Airport demo backfires on Labor


By Peter Boyle SYDNEY — An attempt by Marrickville Labor Mayor Barry Cotter to trick inner-city residents into supporting the ALP's plan to build a second airport at Badgerys Creek in outer-western Sydney backfired when demonstrators turned against him during a car cavalcade and march at Kingsford Smith Airport (KSA) on February 25. Marrickville Council had called for support around the demand to "Build Badgerys Creek Airport now!" and to reject alternatives, such as closing KSA and relocating the airport completely outside the city. Cotter organised 80 council trucks to carry banners in support of Badgerys Creek, but the great majority of the 400 marchers, some from the western suburbs, strongly disagreed. Demonstrators tore off "Badgerys must be built" banners from the council trucks until stopped by police, and there were noisy condemnations of the ALP's betrayal of the campaign. The council trucks were withdrawn before a scheduled second lap of the airport's international terminal. Speakers from the Coalition of Airport Action Groups (CAAG), the No Aircraft Noise Party and the Greens said that the Badgerys plan was an ALP manoeuvre to sidetrack the movement. It would serve only as an overflow airport and do nothing to stop the massive increase in air traffic to KSA. Michael Karadjis, a spokesperson for the Democratic Socialists, who have opposed an airport at Badgerys Creek since it was proposed, said there had been a rapid growth of residents' groups in the western suburbs opposing the Badgerys proposal. This had convinced many activists in the inner city that it was wrong to foist the environmental, health and safety problems now associated with KSA onto the western suburbs. "The federal government has called for a second environmental impact study into Badgerys, but its terms of reference preclude investigating other sites for a new airport. It's a waste of time and money", said Karadjis. An airport at Badgerys Creek will also operate 24 hours a day and pollute Sydney's water supply.
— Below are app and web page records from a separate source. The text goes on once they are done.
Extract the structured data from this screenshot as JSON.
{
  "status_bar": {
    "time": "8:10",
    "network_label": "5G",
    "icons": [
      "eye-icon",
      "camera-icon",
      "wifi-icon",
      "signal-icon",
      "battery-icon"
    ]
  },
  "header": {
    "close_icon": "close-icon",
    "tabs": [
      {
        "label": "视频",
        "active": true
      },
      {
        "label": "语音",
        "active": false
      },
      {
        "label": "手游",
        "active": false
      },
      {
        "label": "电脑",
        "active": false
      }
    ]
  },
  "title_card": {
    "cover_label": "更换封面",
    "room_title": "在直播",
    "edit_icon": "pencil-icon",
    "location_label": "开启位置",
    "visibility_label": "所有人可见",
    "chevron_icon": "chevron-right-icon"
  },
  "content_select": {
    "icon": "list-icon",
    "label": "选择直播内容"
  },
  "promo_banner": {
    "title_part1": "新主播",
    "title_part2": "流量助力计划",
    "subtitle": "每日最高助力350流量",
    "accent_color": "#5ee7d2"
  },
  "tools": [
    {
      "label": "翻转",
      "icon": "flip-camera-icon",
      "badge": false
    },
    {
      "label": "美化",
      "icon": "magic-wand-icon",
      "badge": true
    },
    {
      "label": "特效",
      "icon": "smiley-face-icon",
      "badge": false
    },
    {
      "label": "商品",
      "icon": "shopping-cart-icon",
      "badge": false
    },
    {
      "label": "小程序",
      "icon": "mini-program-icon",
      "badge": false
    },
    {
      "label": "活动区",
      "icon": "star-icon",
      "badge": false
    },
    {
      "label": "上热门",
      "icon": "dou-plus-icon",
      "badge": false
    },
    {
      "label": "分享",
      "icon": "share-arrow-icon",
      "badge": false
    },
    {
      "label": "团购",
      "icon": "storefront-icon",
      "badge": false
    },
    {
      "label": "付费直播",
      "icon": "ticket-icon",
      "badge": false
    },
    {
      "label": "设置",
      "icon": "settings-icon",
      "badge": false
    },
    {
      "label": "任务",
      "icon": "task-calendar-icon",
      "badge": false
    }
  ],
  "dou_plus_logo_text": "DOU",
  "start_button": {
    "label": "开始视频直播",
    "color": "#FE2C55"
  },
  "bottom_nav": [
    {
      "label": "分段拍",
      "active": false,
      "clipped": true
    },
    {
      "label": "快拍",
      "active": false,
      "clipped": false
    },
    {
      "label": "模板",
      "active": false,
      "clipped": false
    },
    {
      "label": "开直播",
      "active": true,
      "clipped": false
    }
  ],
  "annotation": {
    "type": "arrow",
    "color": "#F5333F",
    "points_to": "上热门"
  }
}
CAAG chair Felicity Carter promised to work with the western suburbs groups to campaign for a real solution to the airport problems. Cotter's demand to build Badgerys Creek now was divisive, she said.